Changes to the Tax Declaration of Foreign Assets

By Armin Gutschick & Anja Sämann-Gutschick
With Law 5/2022, which was published in the Official Gazette ("BOIB") on 10 March, 2022, the legislature has adapted the controversial tax form 720 to European law. About 10 years ago, the form ("modelo") 720 was introduced in Spain with the aim of forcing Spanish tax residents to disclose assets located abroad. Since then, all tax residents have been called upon to report information about their accounts with foreign banks, shares of stock and real estate assets. However, this only applied if the value of one of these three asset classes exceeded 50,000 euros.

Failure to submit this declaration on time, or to file incorrect information, has resulted in significant penalties: There were fixed fines ranging from 100 to 5,000 euros for incorrect information, and in the worst cases there were further fines of up to 150% of the tax liability. In some cases this meant that the taxes to be paid were higher than the value of the assets which were not declared. From the beginning, the tax form 720 - with its catalogue of fines and no statute of limitations on tax liability - was very controversial in Spain and at EU level.

The Court of Justice of the European Union (CJEU) ruled at the end of January 2022, that some of the obligations contained in this form are in breach of European laws. The ruling said that the fines for taxpayers as stated in the sanction regulations of Form 720, are excessive and violate the principle of the free movement of capital. In addition, failure to report assets results in undeclared income being taxed as unjustified capital gains, without the taxpayer being able to invoke the four year statute of limitations otherwise applicable in Spain. Finally, the CJEU states that the amount of the fines imposed is disproportionate to the sanctions generally provided for by the laws of Spain for similar infringements.

Tax form 720 has now been amended by Law 5/2022 in two key points: 
1) The disproportionately high fines are eliminated.
The previous sanction regulations, which provided for fixed fines for each violation and a penalty of up to 150%, are replaced by the regulations of the General Tax Code.
2) The 720 tax model is now subject to the statute of limitations of general tax law, which means that any tax debts become barred by statute after four years. However, it should be noted that the duty of tax residents to report foreign assets abroad has been retained. The CJEU did not question the obligation to submit Form 720. The tax return for the previous year must be submitted by the end of March of the following year at the latest.
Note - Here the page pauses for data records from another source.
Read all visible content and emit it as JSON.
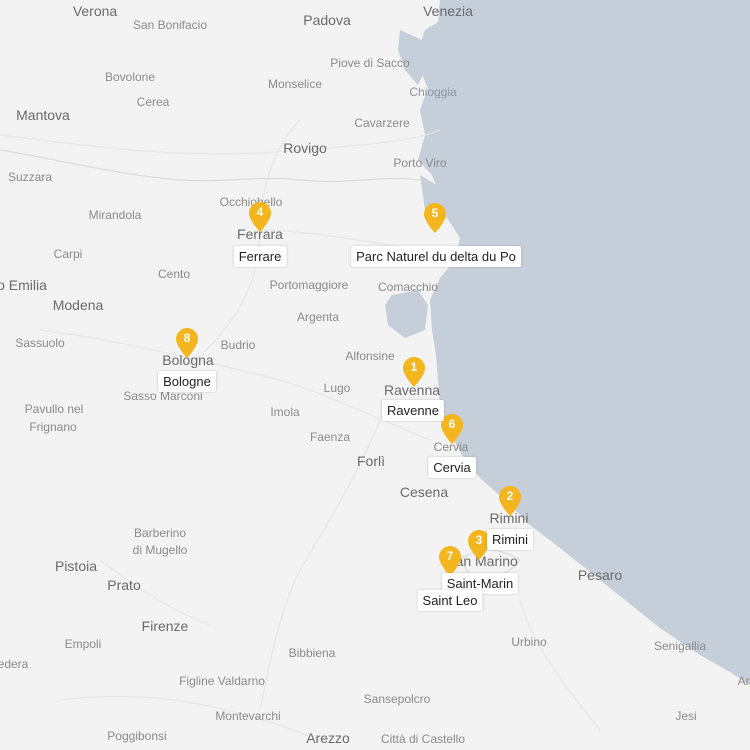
{
  "map": {
    "colors": {
      "land": "#f3f3f3",
      "sea": "#c5ced9",
      "marker": "#f3b61f",
      "marker_text": "#ffffff",
      "label_bg": "#ffffff"
    },
    "places": {
      "verona": "Verona",
      "padova": "Padova",
      "venezia": "Venezia",
      "san_bonifacio": "San Bonifacio",
      "bovolone": "Bovolone",
      "cerea": "Cerea",
      "monselice": "Monselice",
      "piove_di_sacco": "Piove di Sacco",
      "chioggia": "Chioggia",
      "mantova": "Mantova",
      "cavarzere": "Cavarzere",
      "rovigo": "Rovigo",
      "porto_viro": "Porto Viro",
      "suzzara": "Suzzara",
      "occhiobello": "Occhiobello",
      "mirandola": "Mirandola",
      "ferrara": "Ferrara",
      "carpi": "Carpi",
      "cento": "Cento",
      "portomaggiore": "Portomaggiore",
      "comacchio": "Comacchio",
      "emilia": "o Emilia",
      "modena": "Modena",
      "argenta": "Argenta",
      "sassuolo": "Sassuolo",
      "budrio": "Budrio",
      "alfonsine": "Alfonsine",
      "bologna": "Bologna",
      "sasso_marconi": "Sasso Marconi",
      "lugo": "Lugo",
      "ravenna": "Ravenna",
      "pavullo": "Pavullo nel",
      "frignano": "Frignano",
      "imola": "Imola",
      "faenza": "Faenza",
      "cervia": "Cervia",
      "forli": "Forlì",
      "cesena": "Cesena",
      "rimini": "Rimini",
      "barberino": "Barberino",
      "di_mugello": "di Mugello",
      "san_marino": "San Marino",
      "pistoia": "Pistoia",
      "prato": "Prato",
      "pesaro": "Pesaro",
      "firenze": "Firenze",
      "empoli": "Empoli",
      "urbino": "Urbino",
      "senigallia": "Senigallia",
      "bibbiena": "Bibbiena",
      "edera": "edera",
      "figline": "Figline Valdarno",
      "sansepolcro": "Sansepolcro",
      "montevarchi": "Montevarchi",
      "jesi": "Jesi",
      "an": "An",
      "poggibonsi": "Poggibonsi",
      "arezzo": "Arezzo",
      "citta_di_castello": "Città di Castello"
    },
    "markers": [
      {
        "number": "1",
        "label": "Ravenne"
      },
      {
        "number": "2",
        "label": "Rimini"
      },
      {
        "number": "3",
        "label": "Saint-Marin"
      },
      {
        "number": "4",
        "label": "Ferrare"
      },
      {
        "number": "5",
        "label": "Parc Naturel du delta du Po"
      },
      {
        "number": "6",
        "label": "Cervia"
      },
      {
        "number": "7",
        "label": "Saint Leo"
      },
      {
        "number": "8",
        "label": "Bologne"
      }
    ]
  }
}
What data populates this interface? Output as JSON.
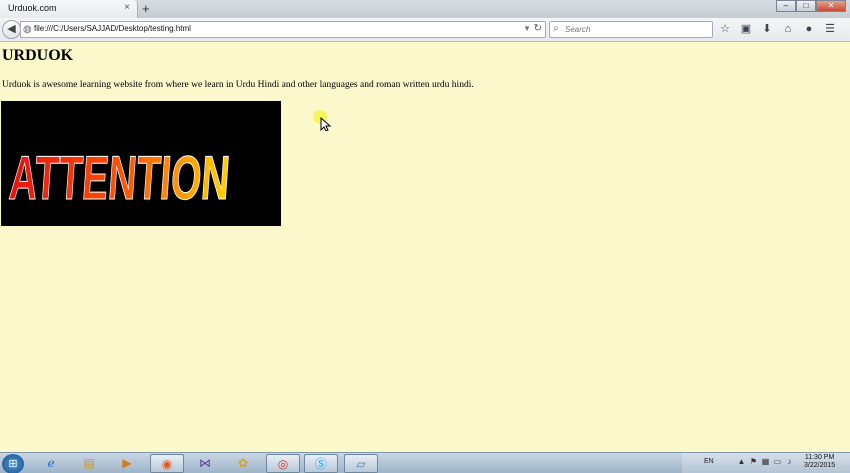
{
  "browser": {
    "tab_title": "Urduok.com",
    "tab_close": "×",
    "new_tab": "+",
    "window_controls": {
      "minimize": "–",
      "maximize": "□",
      "close": "✕"
    },
    "url": "file:///C:/Users/SAJJAD/Desktop/testing.html",
    "search_placeholder": "Search"
  },
  "page": {
    "heading": "URDUOK",
    "paragraph": "Urduok is awesome learning website from where we learn in Urdu Hindi and other languages and roman written urdu hindi.",
    "banner_text": "ATTENTION"
  },
  "icons": {
    "toolbar": [
      "star-icon",
      "bookmarks-icon",
      "download-icon",
      "home-icon",
      "chat-icon",
      "menu-icon"
    ],
    "taskbar": [
      "start-icon",
      "ie-icon",
      "explorer-icon",
      "media-icon",
      "firefox-icon",
      "vs-icon",
      "paint-icon",
      "chrome-icon",
      "skype-icon",
      "notepad-icon"
    ]
  },
  "taskbar": {
    "language": "EN",
    "time": "11:30 PM",
    "date": "3/22/2015"
  },
  "colors": {
    "page_background": "#fbf8cc",
    "attention_red": "#e81010",
    "attention_yellow": "#ffd400"
  }
}
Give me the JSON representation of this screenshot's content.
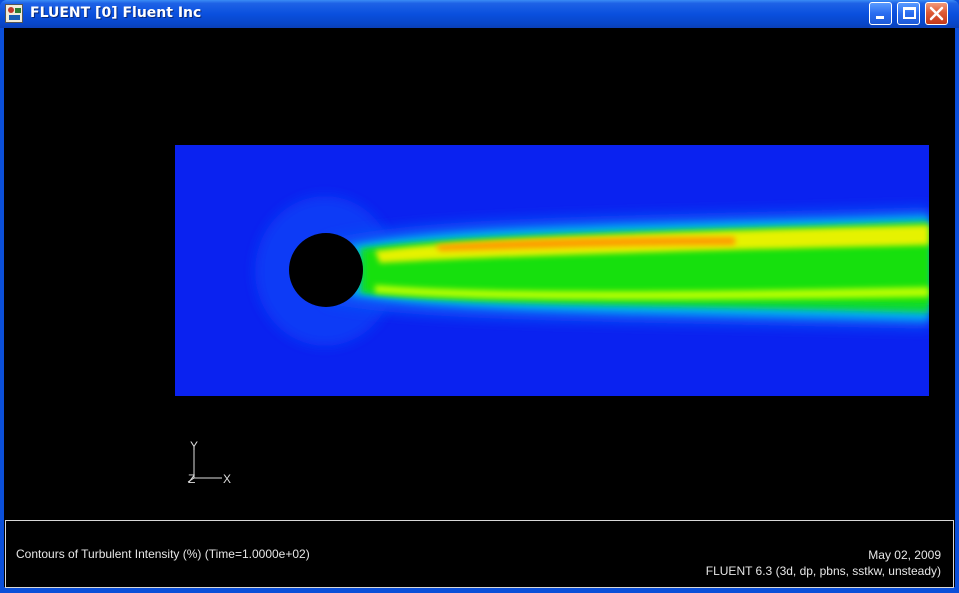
{
  "window": {
    "title": "FLUENT [0] Fluent Inc",
    "icon": "fluent-app-icon",
    "controls": {
      "minimize": "minimize-icon",
      "maximize": "maximize-icon",
      "close": "close-icon"
    }
  },
  "colors": {
    "titlebar": "#0a50de",
    "background": "#000000",
    "contour_low": "#0a22f0",
    "contour_mid": "#00e000",
    "contour_high": "#ff9a00"
  },
  "axes_triad": {
    "y_label": "Y",
    "x_label": "X",
    "z_label": "Z"
  },
  "caption": {
    "left": "Contours of Turbulent Intensity (%)  (Time=1.0000e+02)",
    "date": "May 02, 2009",
    "solver": "FLUENT 6.3 (3d, dp, pbns, sstkw, unsteady)"
  }
}
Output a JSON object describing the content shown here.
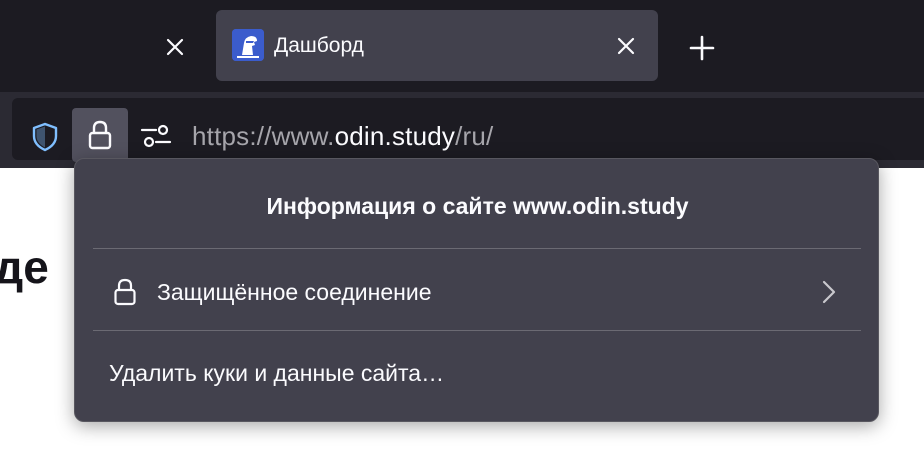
{
  "tabs": {
    "active": {
      "title": "Дашборд",
      "favicon": "odin-favicon"
    },
    "prev_close_icon": "close-icon",
    "active_close_icon": "close-icon",
    "new_tab_icon": "plus-icon"
  },
  "toolbar": {
    "url": {
      "scheme": "https://",
      "prefix": "www.",
      "host": "odin.study",
      "path": "/ru/"
    },
    "icons": {
      "shield": "shield-icon",
      "lock": "lock-icon",
      "permissions": "permissions-icon"
    }
  },
  "page": {
    "heading_fragment": "де"
  },
  "site_info_panel": {
    "title": "Информация о сайте www.odin.study",
    "secure_connection_label": "Защищённое соединение",
    "clear_cookies_label": "Удалить куки и данные сайта…"
  },
  "colors": {
    "tab_bg": "#1c1b22",
    "active_tab": "#42414d",
    "panel_bg": "#42414d",
    "shield_accent": "#80bfff",
    "favicon_bg": "#3b5ccc"
  }
}
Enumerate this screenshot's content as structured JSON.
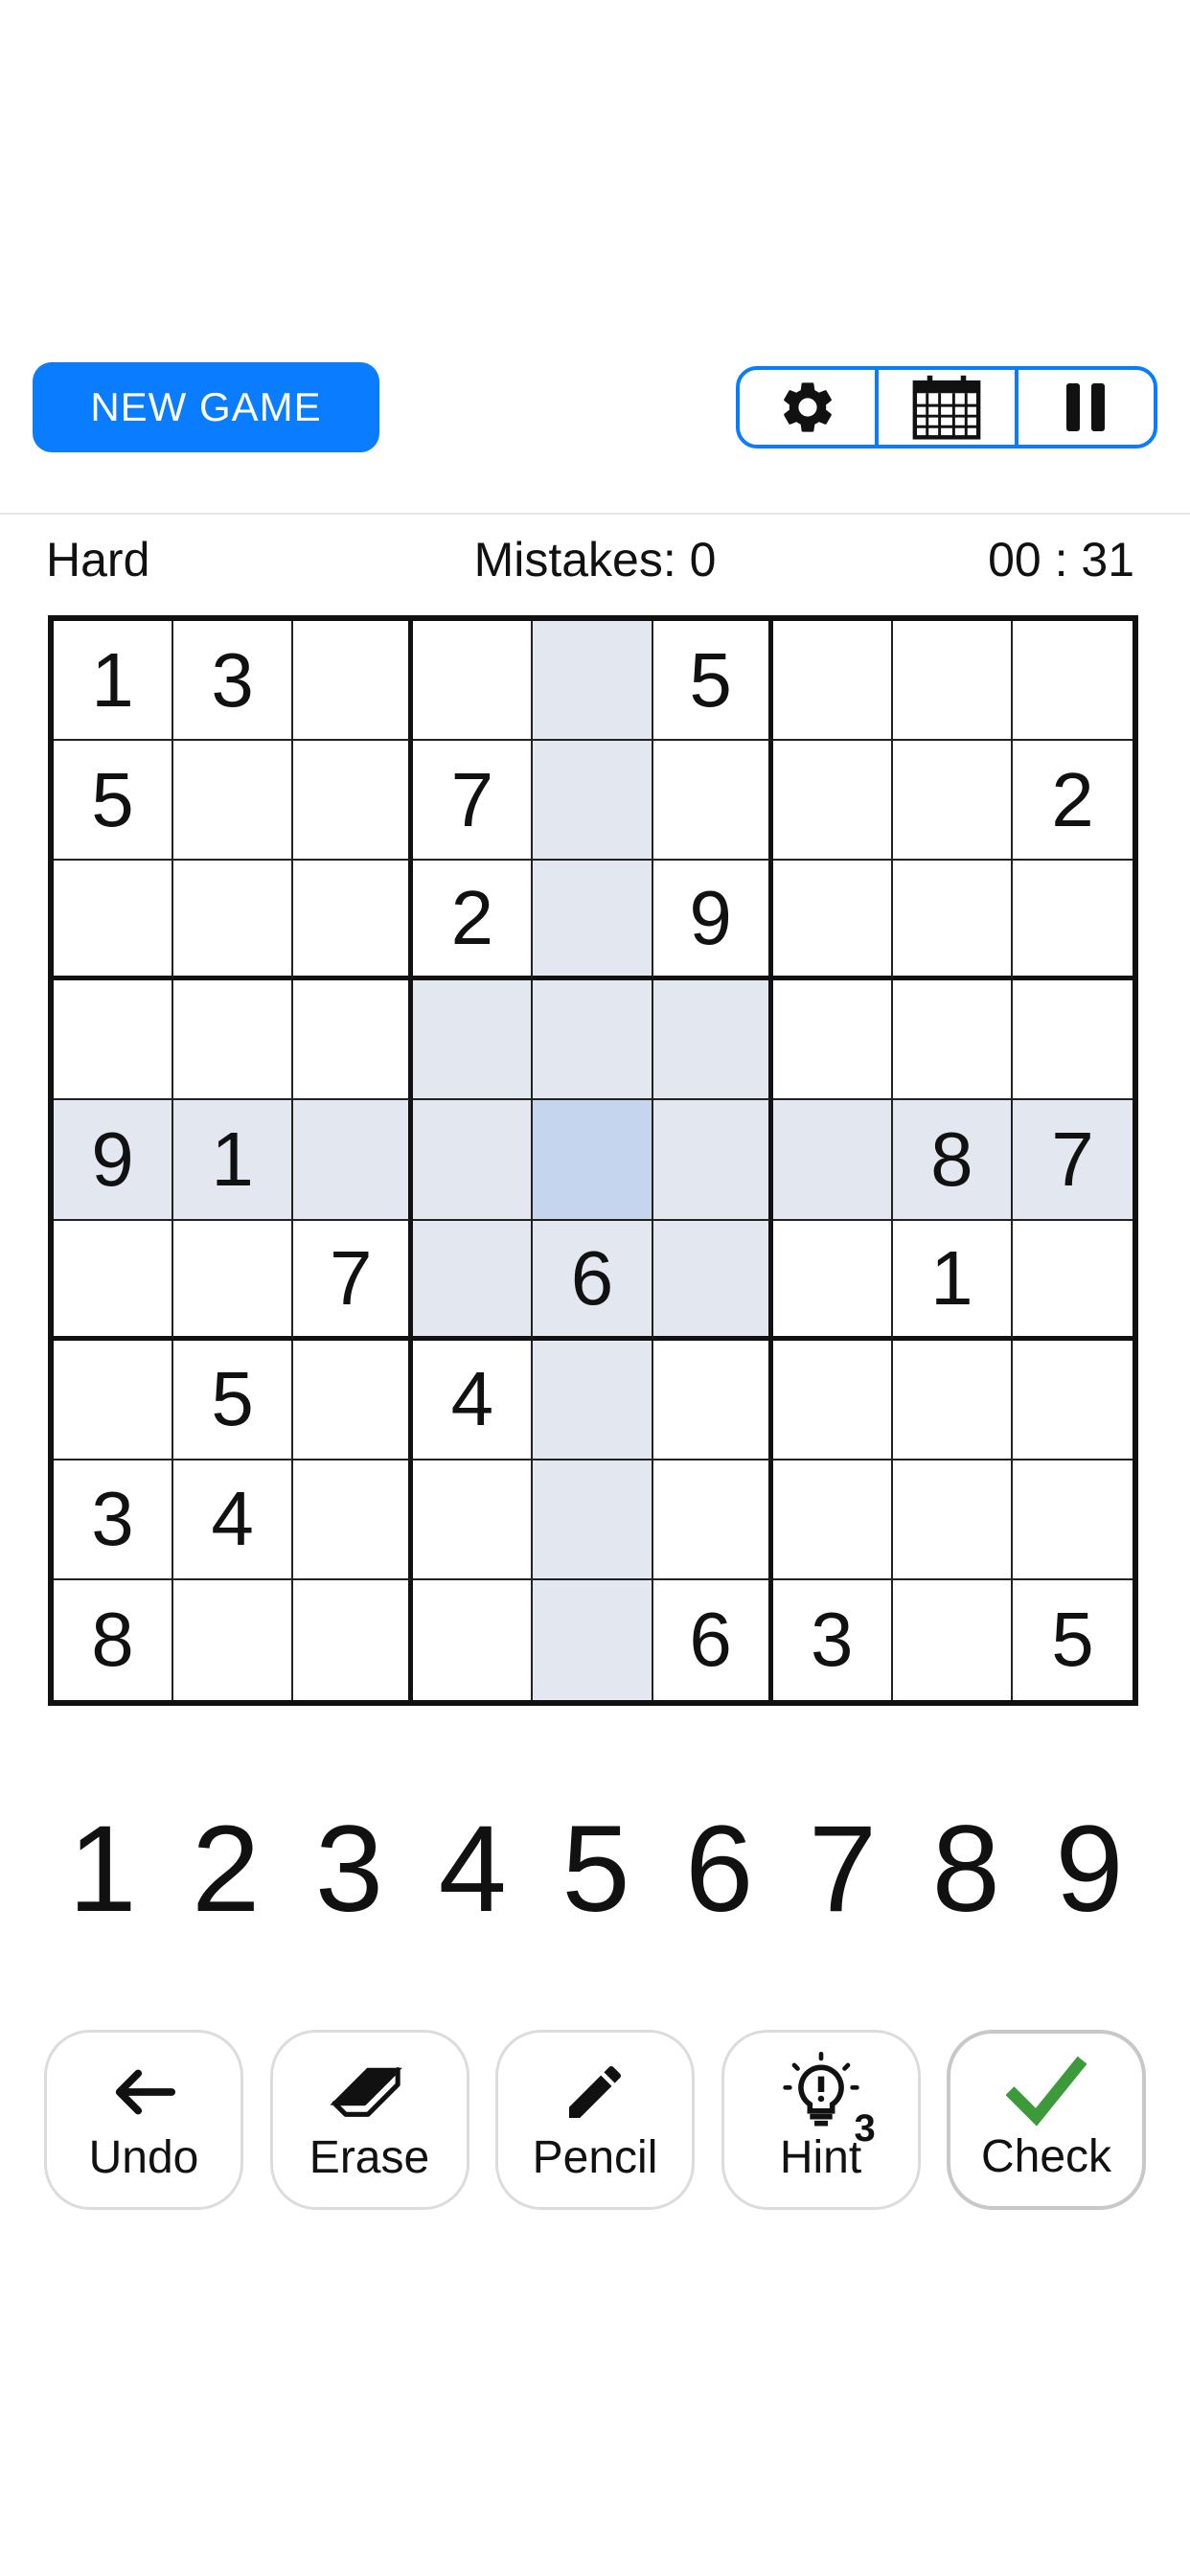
{
  "header": {
    "new_game_label": "NEW GAME",
    "tools": [
      {
        "icon": "gear-icon"
      },
      {
        "icon": "calendar-icon"
      },
      {
        "icon": "pause-icon"
      }
    ]
  },
  "status": {
    "difficulty": "Hard",
    "mistakes": "Mistakes: 0",
    "timer": "00 : 31"
  },
  "board": {
    "rows": [
      [
        "1",
        "3",
        "",
        "",
        "",
        "5",
        "",
        "",
        ""
      ],
      [
        "5",
        "",
        "",
        "7",
        "",
        "",
        "",
        "",
        "2"
      ],
      [
        "",
        "",
        "",
        "2",
        "",
        "9",
        "",
        "",
        ""
      ],
      [
        "",
        "",
        "",
        "",
        "",
        "",
        "",
        "",
        ""
      ],
      [
        "9",
        "1",
        "",
        "",
        "",
        "",
        "",
        "8",
        "7"
      ],
      [
        "",
        "",
        "7",
        "",
        "6",
        "",
        "",
        "1",
        ""
      ],
      [
        "",
        "5",
        "",
        "4",
        "",
        "",
        "",
        "",
        ""
      ],
      [
        "3",
        "4",
        "",
        "",
        "",
        "",
        "",
        "",
        ""
      ],
      [
        "8",
        "",
        "",
        "",
        "",
        "6",
        "3",
        "",
        "5"
      ]
    ],
    "selected_cell": {
      "row": 5,
      "col": 5
    },
    "highlight_color": "#e3e7f0",
    "selected_color": "#c6d5ee"
  },
  "numpad": [
    "1",
    "2",
    "3",
    "4",
    "5",
    "6",
    "7",
    "8",
    "9"
  ],
  "actions": [
    {
      "id": "undo",
      "label": "Undo",
      "icon": "arrow-left-icon"
    },
    {
      "id": "erase",
      "label": "Erase",
      "icon": "eraser-icon"
    },
    {
      "id": "pencil",
      "label": "Pencil",
      "icon": "pencil-icon"
    },
    {
      "id": "hint",
      "label": "Hint",
      "icon": "lightbulb-icon",
      "count": "3"
    },
    {
      "id": "check",
      "label": "Check",
      "icon": "checkmark-icon"
    }
  ],
  "colors": {
    "accent": "#0a7cff",
    "check": "#3d9a3a"
  }
}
According to some tax advisors, a taxpayer who did not previously declare foreign assets due to the high fines, can do this now after the change of law. They need to file tax form 720 for the four previous years in addition to the current year. Since the CJEU ruling, taxpayers have been able to reclaim part of the fines that were un awfully paid in the past. If administrative proceedings are still ongoing, the fines can be challenged with reference to the CJEU ruling and taxes can be reclaimed if they are barred by the statute of limitations. With regard to proceedings that have already been completed, taxpayers can assert a claim for repayment via state liability ("responsabilidad patrimonial del estadolegislador").